Isaac Fellman’s The Two Doctors Górski is an interesting science fantasy novel from a up-and-coming author. The basic setup of a graduate student dealing with past trauma and a difficult current advisor is easily relatable, but the expansion on that idea through speculative means is fascinating.
Annae is the lead. She can read minds, and was seduced by her previous advisor who hounds her to this day in an effort to destroy her career. As a result she is now working under a celebrated magician in England. This magician is Marec Górski, who from the outset seems very much of a Hugh Laurie cast of doctor. He is angry, bitter, and hateful to those around him. While this is occasionally painted as an effort to educate or an attempt to push away others, the fact it is abusive to a certain degree is understood. At the same time he is greatly celebrated for his great achievement, a peculiar homunculus. Specifically he created an entity called ariel, who is the distillation of most if not all of the traits people would call positive in an individual, taken out of Marec himself.
Other important characters besides Annae, Marec, and Ariel are chiefly limited to one Torquil Gibson. He is the longsuffering plant expert working under Marec in an effort to get his dissertation approved. His warnings towards our lead regarding their mutual advisor are sometimes harsh but never angry. His personal desires, down to a suggestion that she should use her research to kill Marec, our understandable even when they seem mean or mercenary.

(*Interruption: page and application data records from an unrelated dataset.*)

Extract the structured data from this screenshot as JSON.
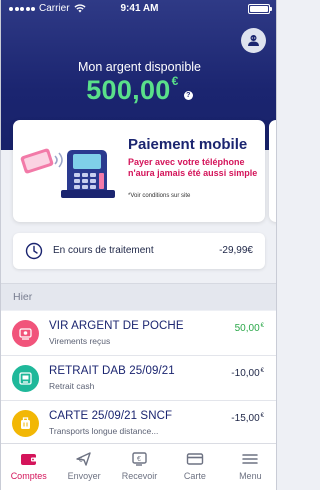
{
  "status": {
    "carrier": "Carrier",
    "time": "9:41 AM"
  },
  "header": {
    "avatar_icon": "user-avatar-icon",
    "balance_label": "Mon argent disponible",
    "balance_amount": "500,00",
    "currency": "€",
    "info_symbol": "?"
  },
  "promo": {
    "title": "Paiement mobile",
    "text": "Payer avec votre téléphone n'aura jamais été aussi simple",
    "note": "*Voir conditions sur site"
  },
  "pending": {
    "label": "En cours de traitement",
    "amount": "-29,99€"
  },
  "transactions": {
    "section_label": "Hier",
    "items": [
      {
        "title": "VIR ARGENT DE POCHE",
        "subtitle": "Virements reçus",
        "amount": "50,00",
        "currency": "€",
        "amount_color": "#2ba84a",
        "icon": "transfer-icon",
        "icon_bg": "#f1547b"
      },
      {
        "title": "RETRAIT DAB 25/09/21",
        "subtitle": "Retrait cash",
        "amount": "-10,00",
        "currency": "€",
        "amount_color": "#1d2546",
        "icon": "atm-icon",
        "icon_bg": "#1fb89a"
      },
      {
        "title": "CARTE 25/09/21 SNCF",
        "subtitle": "Transports longue distance...",
        "amount": "-15,00",
        "currency": "€",
        "amount_color": "#1d2546",
        "icon": "luggage-icon",
        "icon_bg": "#f2b705"
      }
    ]
  },
  "tabs": [
    {
      "label": "Comptes",
      "icon": "wallet-icon",
      "active": true
    },
    {
      "label": "Envoyer",
      "icon": "send-money-icon",
      "active": false
    },
    {
      "label": "Recevoir",
      "icon": "receive-money-icon",
      "active": false
    },
    {
      "label": "Carte",
      "icon": "card-icon",
      "active": false
    },
    {
      "label": "Menu",
      "icon": "hamburger-menu-icon",
      "active": false
    }
  ],
  "colors": {
    "brand_navy": "#1b2570",
    "accent_pink": "#d4145a",
    "balance_green": "#5ae08a"
  }
}
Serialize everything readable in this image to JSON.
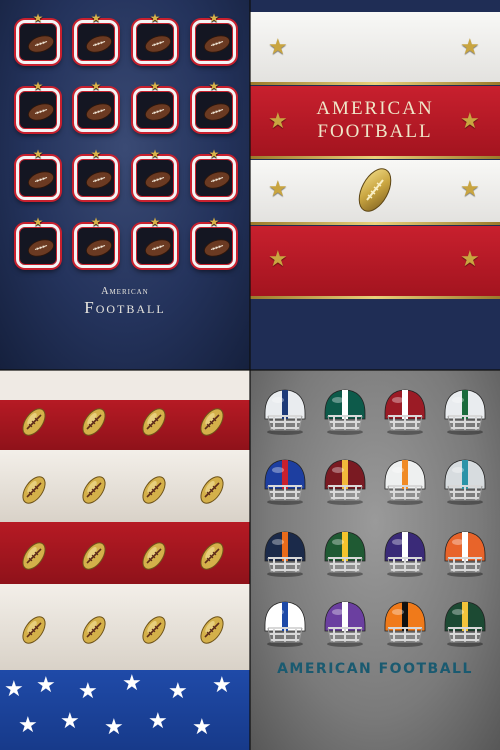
{
  "panels": {
    "p1": {
      "title_small": "American",
      "title_big": "Football",
      "colors": {
        "border_white": "#f4f4f4",
        "border_red": "#c8202e",
        "star": "#d9b24a"
      },
      "icon": "football-icon"
    },
    "p2": {
      "title_line1": "AMERICAN",
      "title_line2": "FOOTBALL",
      "colors": {
        "red": "#c8202e",
        "white": "#f8f8f6",
        "gold": "#c9a540",
        "navy": "#1f2d55"
      },
      "icon": "gold-football-icon"
    },
    "p3": {
      "colors": {
        "red": "#b61a24",
        "white": "#f3efe9",
        "blue": "#1f4aa8",
        "gold": "#d4b04a"
      },
      "icon": "gold-football-icon"
    },
    "p4": {
      "title": "AMERICAN FOOTBALL",
      "helmets": [
        {
          "shell": "#e9ecef",
          "stripe": "#1d3a78",
          "name": "helmet-1"
        },
        {
          "shell": "#0d5a4a",
          "stripe": "#ffffff",
          "name": "helmet-2"
        },
        {
          "shell": "#9b1b25",
          "stripe": "#ffffff",
          "name": "helmet-3"
        },
        {
          "shell": "#e9ecef",
          "stripe": "#1a6b3c",
          "name": "helmet-4"
        },
        {
          "shell": "#1d3ea0",
          "stripe": "#c8202e",
          "name": "helmet-5"
        },
        {
          "shell": "#7a1a22",
          "stripe": "#f2b93b",
          "name": "helmet-6"
        },
        {
          "shell": "#eef0f0",
          "stripe": "#f08a24",
          "name": "helmet-7"
        },
        {
          "shell": "#d7dcdf",
          "stripe": "#2a93a8",
          "name": "helmet-8"
        },
        {
          "shell": "#1b2a4a",
          "stripe": "#e86a1a",
          "name": "helmet-9"
        },
        {
          "shell": "#1f5a33",
          "stripe": "#f5c42c",
          "name": "helmet-10"
        },
        {
          "shell": "#3a2a78",
          "stripe": "#ffffff",
          "name": "helmet-11"
        },
        {
          "shell": "#e8642a",
          "stripe": "#ffffff",
          "name": "helmet-12"
        },
        {
          "shell": "#ffffff",
          "stripe": "#1e4aa8",
          "name": "helmet-13"
        },
        {
          "shell": "#6b3fa0",
          "stripe": "#ffffff",
          "name": "helmet-14"
        },
        {
          "shell": "#f07a1a",
          "stripe": "#111111",
          "name": "helmet-15"
        },
        {
          "shell": "#1c4a33",
          "stripe": "#f3c43a",
          "name": "helmet-16"
        }
      ]
    }
  }
}
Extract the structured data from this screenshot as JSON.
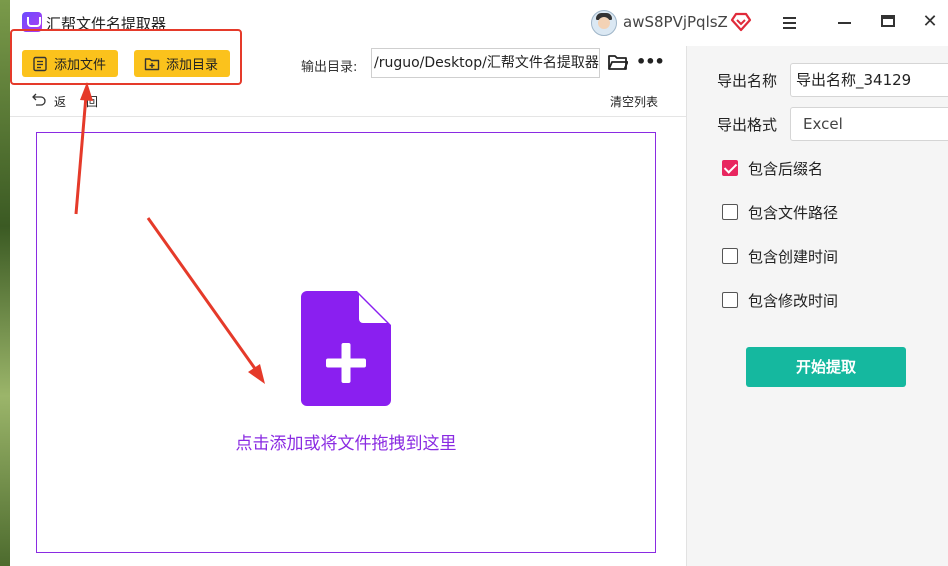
{
  "window": {
    "title": "汇帮文件名提取器",
    "user_name": "awS8PVjPqlsZ",
    "icons": [
      "app-logo-icon",
      "user-avatar",
      "vip-heart-icon",
      "menu-icon",
      "minimize-icon",
      "maximize-icon",
      "close-icon"
    ]
  },
  "toolbar": {
    "add_file_label": "添加文件",
    "add_dir_label": "添加目录",
    "output_dir_label": "输出目录:",
    "output_dir_value": "/ruguo/Desktop/汇帮文件名提取器",
    "more_label": "•••",
    "back_label": "返回",
    "clear_list_label": "清空列表"
  },
  "drop_zone": {
    "hint": "点击添加或将文件拖拽到这里",
    "icon": "add-file-icon"
  },
  "right_panel": {
    "export_name_label": "导出名称",
    "export_name_value": "导出名称_34129",
    "export_format_label": "导出格式",
    "export_format_value": "Excel",
    "options": [
      {
        "label": "包含后缀名",
        "checked": true
      },
      {
        "label": "包含文件路径",
        "checked": false
      },
      {
        "label": "包含创建时间",
        "checked": false
      },
      {
        "label": "包含修改时间",
        "checked": false
      }
    ],
    "start_label": "开始提取"
  },
  "colors": {
    "accent_yellow": "#fbc21c",
    "annotation_red": "#e53a2a",
    "purple": "#8a2be2",
    "teal": "#15b89f",
    "check_pink": "#e8265f"
  }
}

Recovering from abuse, and dealing with the damage that life gives is a major theme of this work. Indeed the fact that one can do harm even while trying to be helpful is a key factor. Annae’s research denotes the problems that appear as side effects can be worse than the original that is cured. Marec seems ashamed of his past work, steadily deteriorating in both behavior and health as a result.
There is a certain element of Jekyll and Hyde to this volume, in the separating of traits that an individual deems harmful or against purpose into another being. However for an author a decade removed from the television series House, the fact that the original is the mean-spirited, angry, and abusive character makes much of a difference. The comparison may seem unfair to some, however if anything it’s a compliment. Both deal in self-experimentation and the unintended consequences thereof, albeit taking the work in somewhat different directions. Even so the self-destructive nature of these actions, in the long or short term, is a key factor. Similarly the ripples that such actions can have, allowing one’s worst traits to bloom, are made very obvious. All of the other lead characters, especially Annae, are harmed by the increasing instability of an individual that didn’t want to deal with certain aspects of themselves.
The Two Doctors Górski is a dark, somber, and semi hopeless read. Nonetheless it’s examinations of the human condition, combined with an all too real look at academia, will more than enthrall the reader. This volume is well worth reading to interested parties, and Isaac Fellman is definitely a name to watch out for.